The Kuwait Stock Exchange (KSE) had a positive start to 2013, with the index steadily moving up to reach multi-year highs in May. While local investors are driving much of the recent activity, foreign capital is increasingly flowing into the Gulf’s third-largest bourse. Plans to privatise the exchange could also boost the KSE’s international profile.
As of mid-May, the KSE’s main index was above 8000, having risen more than 40% since the beginning of the year, data from Bloomberg show. According to international media reports, domestic interest in small-cap stocks has been largely responsible for the rally.
In an interview with state news agency KUNA, Kuwaiti economist Salah Sultan expressed a similar opinion. “The market is taking an upward trend, but most of the transactions are based on speculation. The blue chips are moving slowly and these equities are the real indicators of the market recovery, contrary to current concentration on small and medium cap equities,” he said.
A report released in mid-May by Al Shall Economic Consultants agreed, attributing the sharp jump in liquidity in part to speculative activity.
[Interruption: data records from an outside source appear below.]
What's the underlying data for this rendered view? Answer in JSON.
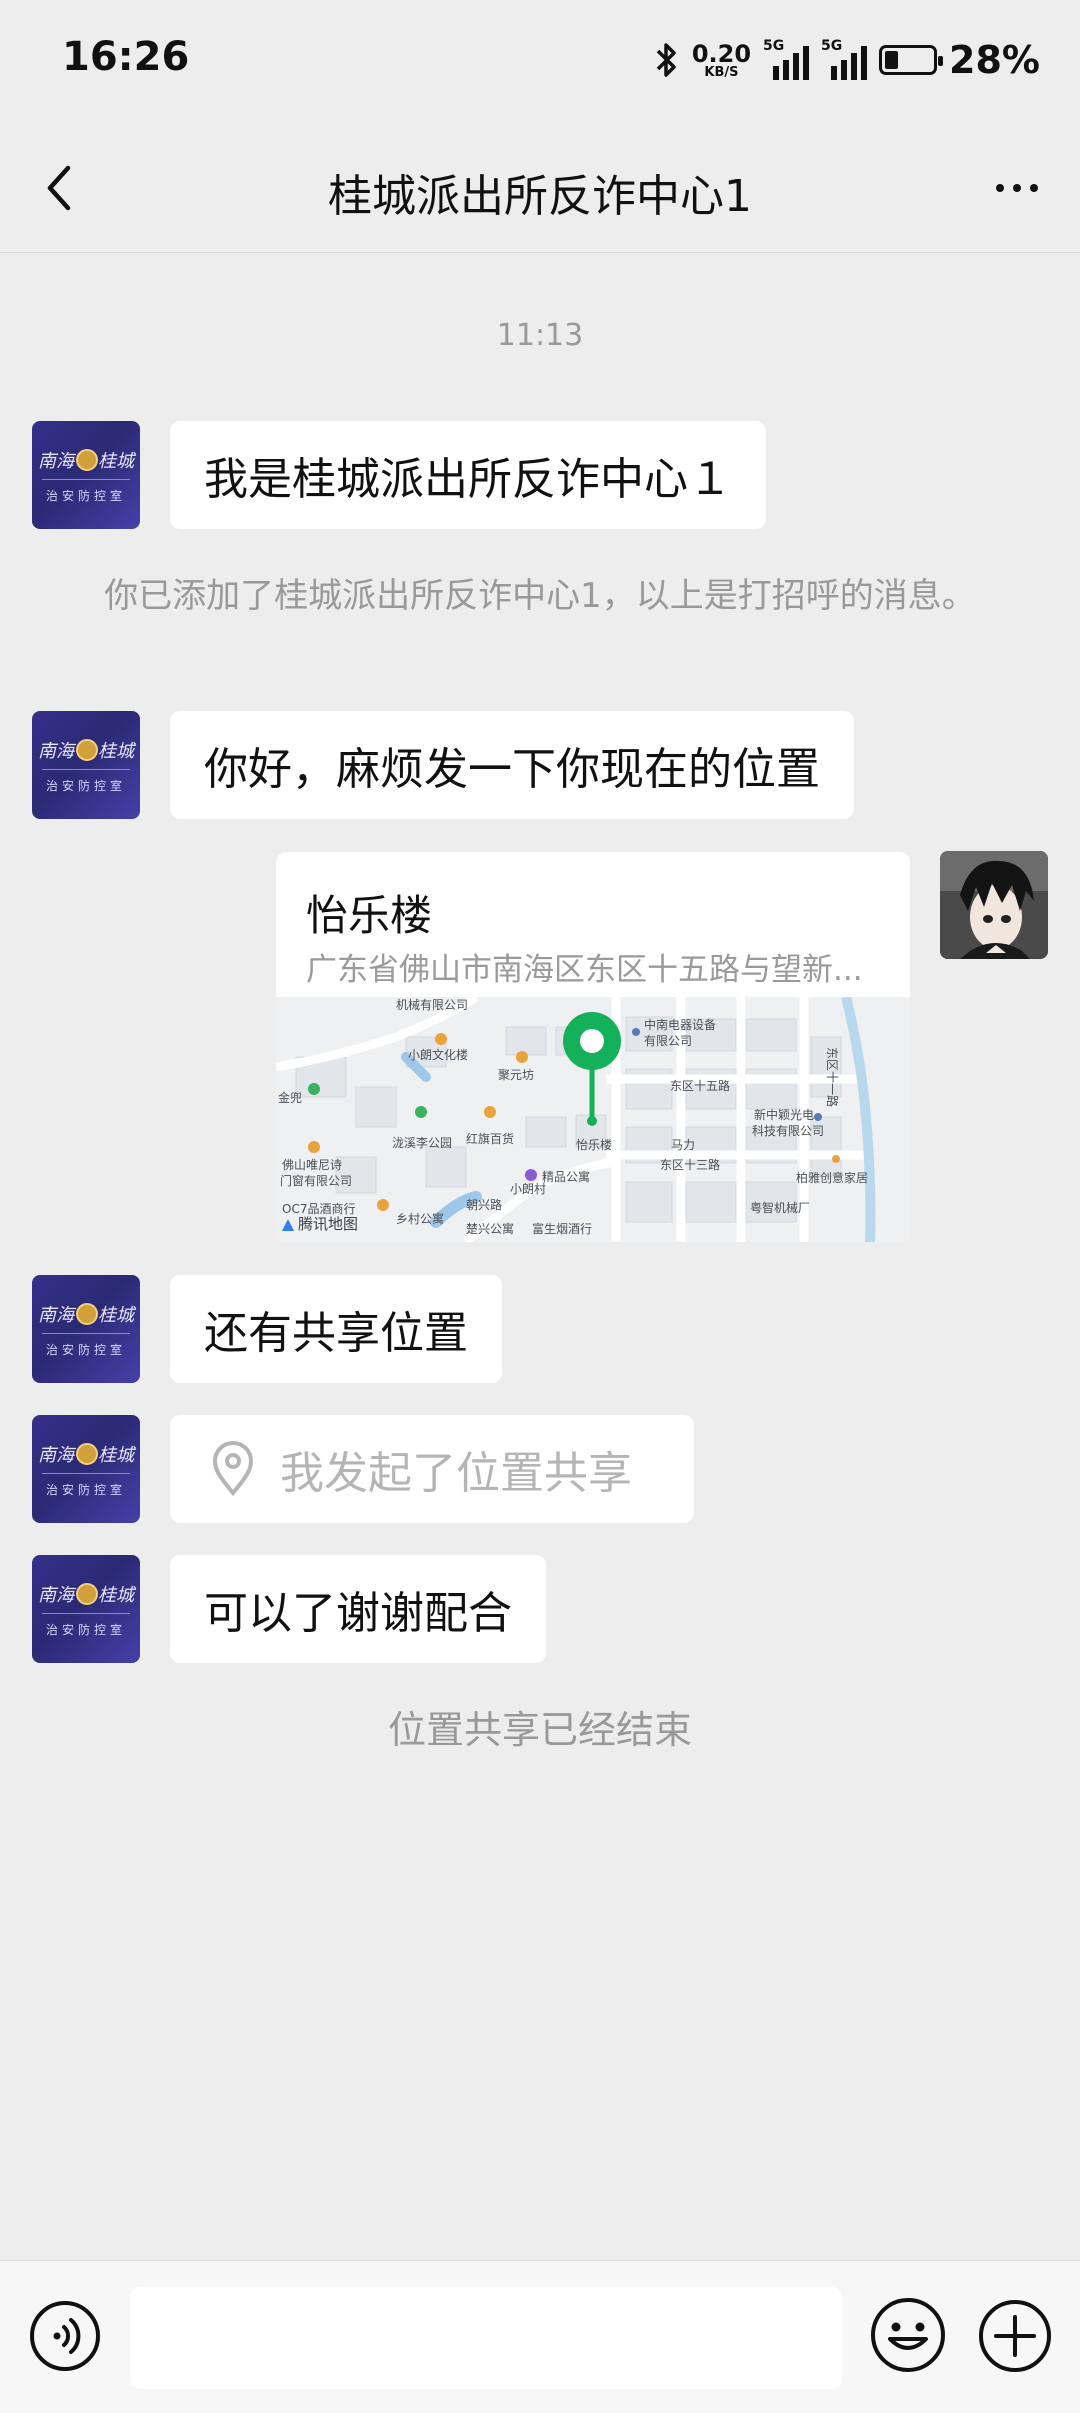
{
  "status_bar": {
    "time": "16:26",
    "net_speed_value": "0.20",
    "net_speed_unit": "KB/S",
    "signal_1_type": "5G",
    "signal_2_type": "5G",
    "battery_percent": "28%",
    "battery_level": 0.28
  },
  "header": {
    "title": "桂城派出所反诈中心1",
    "back_icon": "chevron-left-icon",
    "more_icon": "more-dots-icon"
  },
  "chat": {
    "timestamp": "11:13",
    "messages": [
      {
        "text": "我是桂城派出所反诈中心１"
      },
      {
        "text": "你好，麻烦发一下你现在的位置"
      },
      {
        "text": "还有共享位置"
      },
      {
        "text": "我发起了位置共享"
      },
      {
        "text": "可以了谢谢配合"
      }
    ],
    "system_added": "你已添加了桂城派出所反诈中心1，以上是打招呼的消息。",
    "system_share_ended": "位置共享已经结束",
    "contact_avatar_text_top_left": "南海",
    "contact_avatar_text_top_right": "桂城",
    "contact_avatar_text_bottom": "治安防控室",
    "location_card": {
      "name": "怡乐楼",
      "address": "广东省佛山市南海区东区十五路与望新...",
      "map_labels": [
        "机械有限公司",
        "中南电器设备",
        "有限公司",
        "小朗文化楼",
        "聚元坊",
        "东区十五路",
        "新中颖光电",
        "科技有限公司",
        "金兜",
        "泷溪李公园",
        "红旗百货",
        "怡乐楼",
        "马力",
        "东区十三路",
        "佛山唯尼诗",
        "门窗有限公司",
        "精品公寓",
        "柏雅创意家居",
        "小朗村",
        "粤智机械厂",
        "OC7品酒商行",
        "腾讯地图",
        "乡村公寓",
        "楚兴公寓",
        "富生烟酒行",
        "东区十一路",
        "朝兴路"
      ]
    }
  },
  "bottom_bar": {
    "voice_icon": "voice-icon",
    "emoji_icon": "emoji-icon",
    "plus_icon": "plus-icon",
    "input_value": ""
  }
}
According to Al Shall’s analysis, the average daily trading value for the first four months of 2013 rose by 62% over the average for 2012. While the report cited other factors, such as low interest rates, an increase in real estate prices and the relatively low price of Kuwaiti shares since the global financial crisis, it also noted evidence of “harmful trading”.
According to the report, the KSE’s 30 most liquid companies accounted for about two-thirds of trading during the four-month period. While some of these were large listings – the group combined made up about half of total market capitalisation – trading was dominated by smaller stocks. Indeed, 21 of these listings represented just 3.3% of the market but captured nearly half of the trading value.
Local investors buying and selling small-cap stocks may be behind some of the recent movements in the market, but an uptick in foreign capital inflows is also a factor, according to Mustafa Behbehani, an economist interviewed by KUNA. “The market rises are driven by the influx of liquidity, whether from Kuwaiti or foreign traders,” he said. Other experts told KUNA that foreign investment is particularly coming from Saudi Arabia and the UAE.
Reform of the stock market in recent years – including the creation of the Capital Markets Authority (CMA), which has been active since 2011 – may have played a part in attracting more foreign investors. Historically, trading on the KSE was dominated by local retail investors, which contributed to volatility in the run-up to the global financial crisis in 2008.
The influx of foreign traders is a promising development, one that suggests regulatory reform may be having the desired effect and that the KSE is starting to make the challenging transition from a “domestic and retail” to “foreign and institutional” investor profile. Another step that could further the evolution of the stock market would be its privatisation.
In 2012 the CMA signed an agreement with HSBC Bank Middle East to oversee the privatisation of the KSE. Under the terms set out by the government, 50% of the exchange was to be sold to listed companies, with the balance offered to Kuwaitis via an IPO. However, the process hit a hurdle later in the year when it was discovered that a clause in legislation establishing the CMA prevented the agency from conducting commercial activities. To avoid any conflict, parliament would need to vote on an amendment to the act governing the CMA, a step that has yet to be taken.
In a recent interview with OBG, Saleh Al Falah, Chairman of the CMA, said privatisation is a project of the “utmost importance”, pointing out that “it is well known that private stock exchanges are better run than public exchanges.” While noting that the process is “moving slower than planned”, he added that the regulator is working to “make sure things are done properly.”
Privatisation could indeed make the exchange more competitive, but Kuwait faces other challenges that may ultimately discourage foreign investors from taking a look at the KSE. These include a national development plan that has been slow to roll out, as well as political tensions between parliament and the government.